Inventing a thingamajig for NuMI's "mission impossible"
Vladimir Sidorov, an Accelerator Division engineer, and Jerry Judd from the Particle Physics Division's Mechanical Support Department measure a piece of the thingamajig, a device created to help NuMI/MINOS collaborators replace a key piece of equipment.
Sometimes, it takes doing the nearly impossible to keep physics experiments running smoothly. It also takes a sense of humor. And a thingamajig.
Crews in Fermilab's NuMI/MINOS experiment recently extracted and replaced a difficult to access piece of equipment using a homemade device.
They replaced the experiment's hadron monitor, a key piece of equipment that helps to align and monitor the beam quality.
In order for particles to get to the hadron monitor, protons enter the experiment, collide with a graphite target and then break apart. Another piece of equipment then focuses these resulting particles into a pipe, called the decay pipe, where the particles decay, or transform into other particles. The monitor is located in front of the decay pipe, an area where workers can't go and that is difficult for machines to access.
"The hadron monitor wasn't designed to be replaced, and now we have to replace it. This is a challenge," said NuMI Shutdown Coordinator Mike Andrews before the repair.
|A remotely operable device created by a cross-division team of engineers and technicians was used last month to extract and replace the NuMI experiment's hadron monitor.
When problems started to exist with the hadron monitor two years ago, NuMI/MINOS collaborators solicited the help of an expert team of engineers and technicians from the accelerator and particle physics divisions to conceive, design, and create a device that could remotely extract and replace the monitor.
The answer was an Erector Set-looking device with no name. The one-of-a-kind 3,000-pound device stood about 14 feet tall, was 5 feet long and 5 feet wide, and had its nickname, thingamajig, scrawled on its center steel beam in permanent marker.
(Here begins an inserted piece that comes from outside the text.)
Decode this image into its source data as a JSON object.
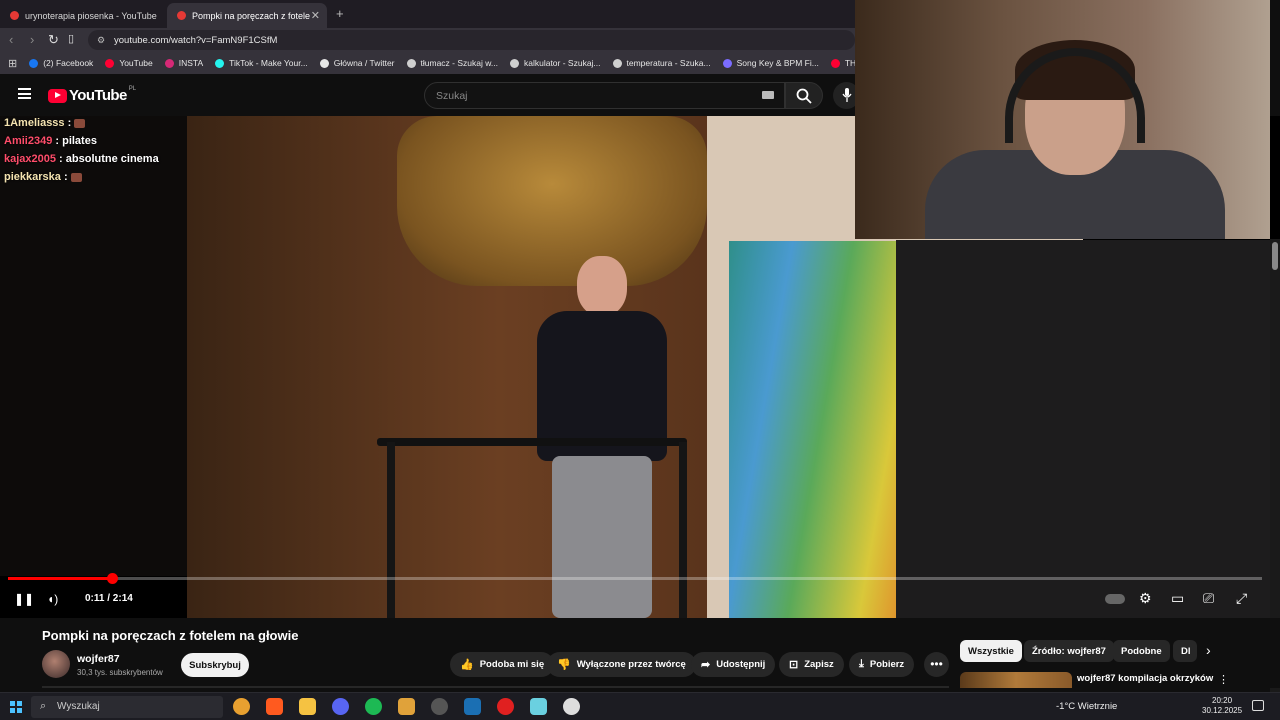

"We didn't know what to call it," said Al Legan of the Accelerator Division Controls Department.
Legan, who used to work on manipulators and fixed-target experiments, designed seven motors for the device-one for each of its movable parts. He worked with Vladimir Sidorov, an Accelerator Division engineer, and Jerry Judd from the Particle Physics Division's mechanical support department.
Sidorov designed the device's structure and mechanics, while Judd was responsible for the device's assembly. Both previously worked on the Main Injector's collimator system.
The expert team spent six months working in constant communication to create the device-sharing designs and ideas via e-mail and in person.
Personnel who worked on the device: Greg Stradal, PPD; Otto Alvarez, PPD; Wojciech Blaszynski, PPD; Ralph Ford, AD; Shaun Langford, contractor; Tony Busch, AD; Mike Andrews, AD; Al Legan, AD; Mike Coburn, AD; Patrick Hurh, AD; Ban Galan, AD; Dave Erickson, PPD; Vladimir Sidorov, AD; and Jerry Judd, PPD.
-- Rhianna Wisniewski